=== EXERCISE DATA ===
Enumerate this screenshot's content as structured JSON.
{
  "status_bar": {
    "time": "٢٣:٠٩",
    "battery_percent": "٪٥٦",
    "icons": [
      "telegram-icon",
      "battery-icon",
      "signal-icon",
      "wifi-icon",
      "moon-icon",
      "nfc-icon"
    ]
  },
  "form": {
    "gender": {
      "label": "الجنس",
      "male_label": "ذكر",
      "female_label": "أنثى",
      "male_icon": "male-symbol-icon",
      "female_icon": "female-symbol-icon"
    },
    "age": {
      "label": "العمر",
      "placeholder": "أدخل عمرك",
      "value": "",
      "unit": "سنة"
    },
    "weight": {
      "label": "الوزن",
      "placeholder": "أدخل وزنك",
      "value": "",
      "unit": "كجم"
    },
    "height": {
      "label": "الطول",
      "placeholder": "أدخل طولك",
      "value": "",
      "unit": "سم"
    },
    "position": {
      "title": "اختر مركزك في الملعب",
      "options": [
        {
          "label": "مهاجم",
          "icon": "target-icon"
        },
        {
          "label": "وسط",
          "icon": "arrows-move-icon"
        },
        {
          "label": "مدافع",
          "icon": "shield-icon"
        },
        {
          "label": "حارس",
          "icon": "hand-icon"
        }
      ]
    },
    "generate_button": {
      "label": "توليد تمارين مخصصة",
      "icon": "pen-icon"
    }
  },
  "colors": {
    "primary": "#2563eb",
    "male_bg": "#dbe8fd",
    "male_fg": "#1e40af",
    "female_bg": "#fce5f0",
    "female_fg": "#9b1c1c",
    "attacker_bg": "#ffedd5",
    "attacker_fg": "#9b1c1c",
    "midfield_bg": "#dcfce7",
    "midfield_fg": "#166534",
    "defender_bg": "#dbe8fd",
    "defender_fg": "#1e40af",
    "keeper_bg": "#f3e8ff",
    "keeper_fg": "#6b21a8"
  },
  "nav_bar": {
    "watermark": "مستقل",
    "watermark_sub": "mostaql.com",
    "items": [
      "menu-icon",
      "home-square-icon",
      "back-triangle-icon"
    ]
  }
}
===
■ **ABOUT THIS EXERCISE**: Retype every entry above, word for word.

■ **SOLUTION FOR THIS PROBLEM**:
Enumerate this screenshot's content as structured JSON.
{
  "status_bar": {
    "time": "٢٣:٠٩",
    "battery_percent": "٪٥٦",
    "icons": [
      "telegram-icon",
      "battery-icon",
      "signal-icon",
      "wifi-icon",
      "moon-icon",
      "nfc-icon"
    ]
  },
  "form": {
    "gender": {
      "label": "الجنس",
      "male_label": "ذكر",
      "female_label": "أنثى",
      "male_icon": "male-symbol-icon",
      "female_icon": "female-symbol-icon"
    },
    "age": {
      "label": "العمر",
      "placeholder": "أدخل عمرك",
      "value": "",
      "unit": "سنة"
    },
    "weight": {
      "label": "الوزن",
      "placeholder": "أدخل وزنك",
      "value": "",
      "unit": "كجم"
    },
    "height": {
      "label": "الطول",
      "placeholder": "أدخل طولك",
      "value": "",
      "unit": "سم"
    },
    "position": {
      "title": "اختر مركزك في الملعب",
      "options": [
        {
          "label": "مهاجم",
          "icon": "target-icon"
        },
        {
          "label": "وسط",
          "icon": "arrows-move-icon"
        },
        {
          "label": "مدافع",
          "icon": "shield-icon"
        },
        {
          "label": "حارس",
          "icon": "hand-icon"
        }
      ]
    },
    "generate_button": {
      "label": "توليد تمارين مخصصة",
      "icon": "pen-icon"
    }
  },
  "colors": {
    "primary": "#2563eb",
    "male_bg": "#dbe8fd",
    "male_fg": "#1e40af",
    "female_bg": "#fce5f0",
    "female_fg": "#9b1c1c",
    "attacker_bg": "#ffedd5",
    "attacker_fg": "#9b1c1c",
    "midfield_bg": "#dcfce7",
    "midfield_fg": "#166534",
    "defender_bg": "#dbe8fd",
    "defender_fg": "#1e40af",
    "keeper_bg": "#f3e8ff",
    "keeper_fg": "#6b21a8"
  },
  "nav_bar": {
    "watermark": "مستقل",
    "watermark_sub": "mostaql.com",
    "items": [
      "menu-icon",
      "home-square-icon",
      "back-triangle-icon"
    ]
  }
}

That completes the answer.